ACTIVITY.
Although the entries contain pictures, write out only their text, exactly as it stands.

App and web page records.

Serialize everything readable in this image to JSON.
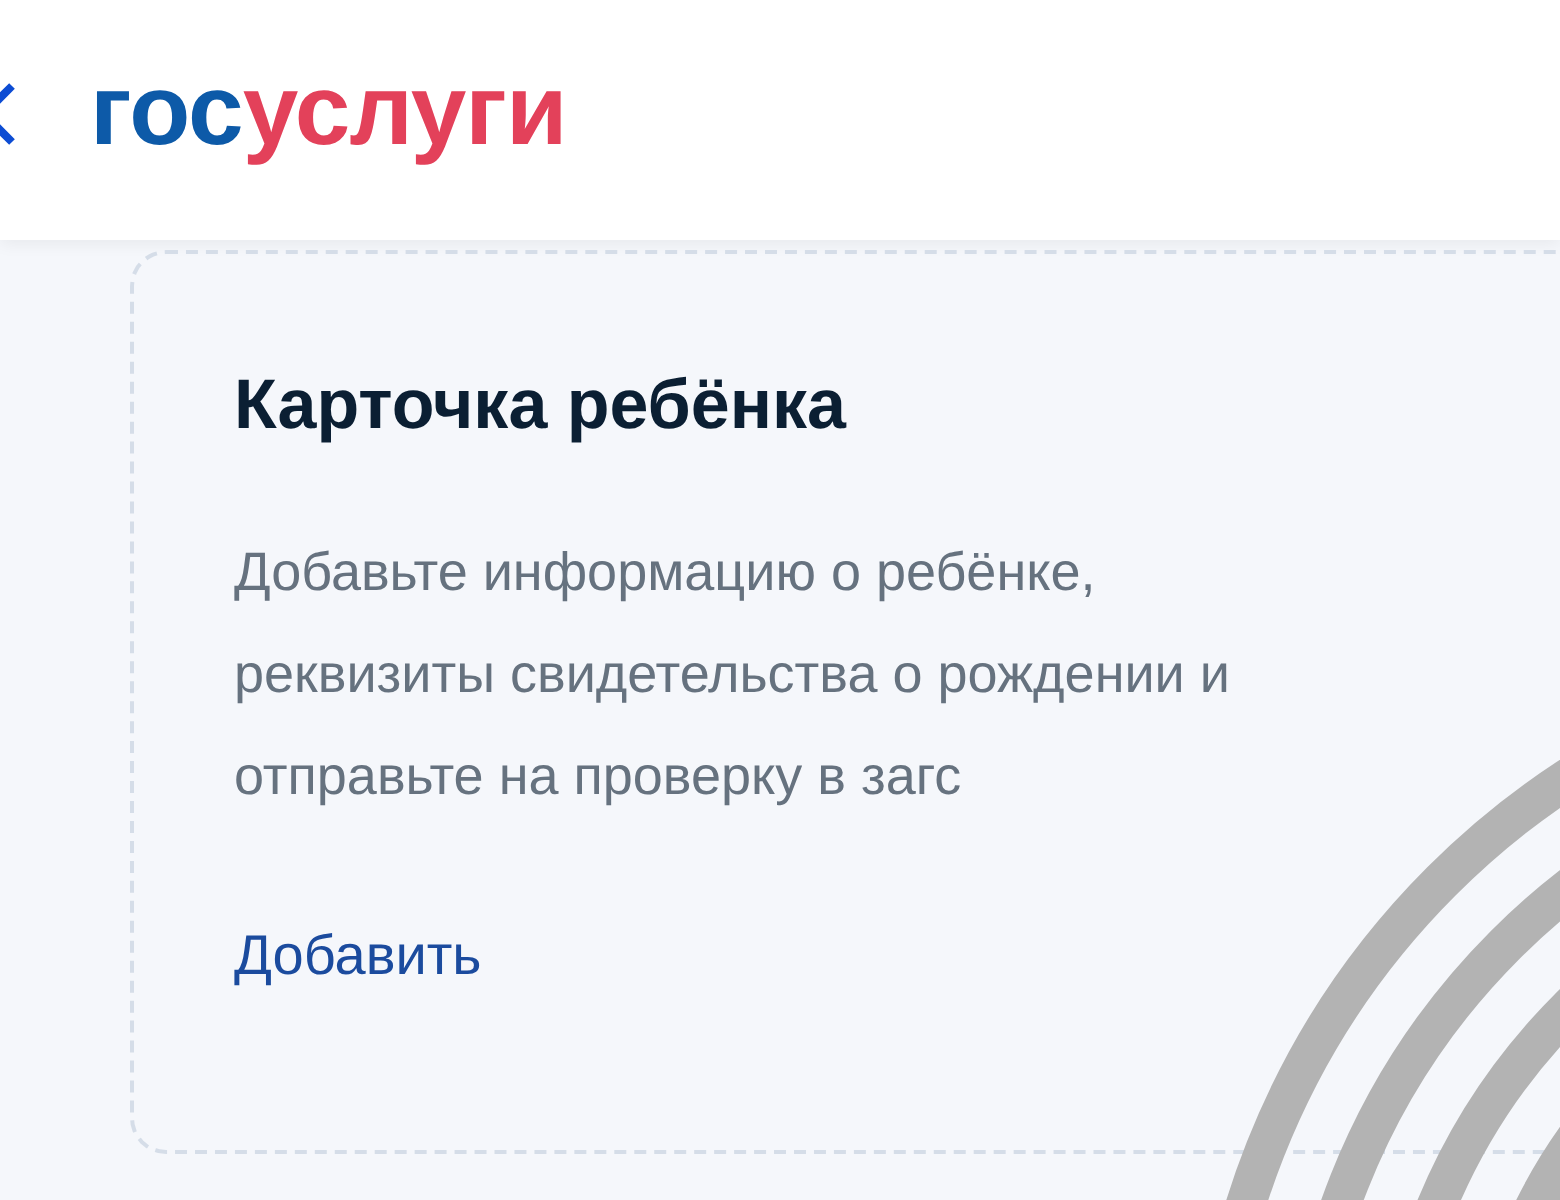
{
  "header": {
    "logo": [
      "гос",
      "услуги"
    ]
  },
  "card": {
    "title": "Карточка ребёнка",
    "description": [
      "Добавьте информацию о ребёнке,",
      "реквизиты свидетельства о рождении и",
      "отправьте на проверку в загс"
    ],
    "link": "Добавить"
  }
}
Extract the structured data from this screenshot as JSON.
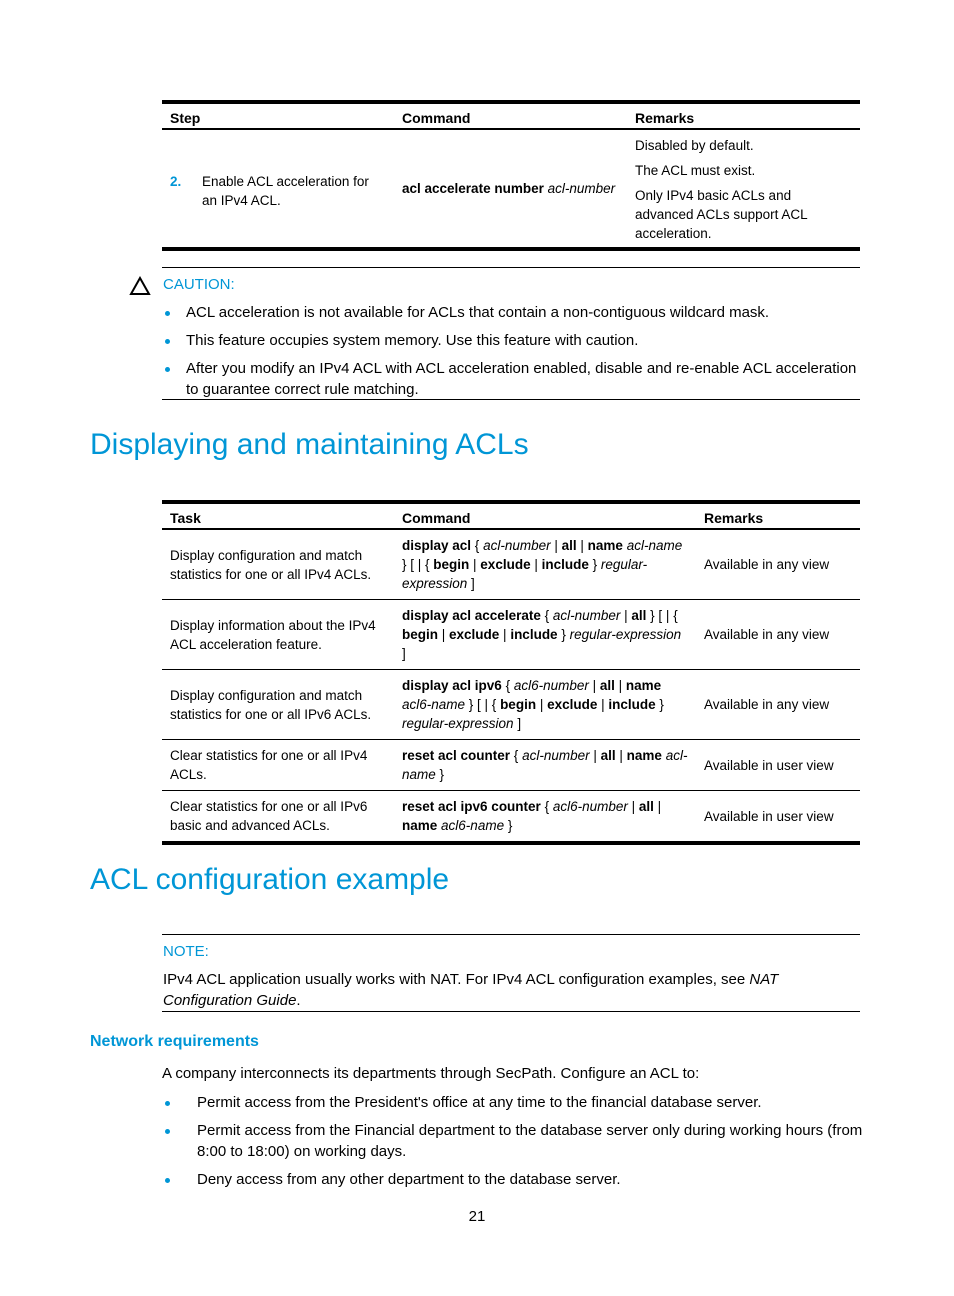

SOLUTION FOR THIS PROBLEM.
Serialize everything readable in this image to JSON.
{
  "header": {
    "logo": [
      "гос",
      "услуги"
    ]
  },
  "card": {
    "title": "Карточка ребёнка",
    "description": [
      "Добавьте информацию о ребёнке,",
      "реквизиты свидетельства о рождении и",
      "отправьте на проверку в загс"
    ],
    "link": "Добавить"
  }
}
Extract the structured data from this screenshot as JSON.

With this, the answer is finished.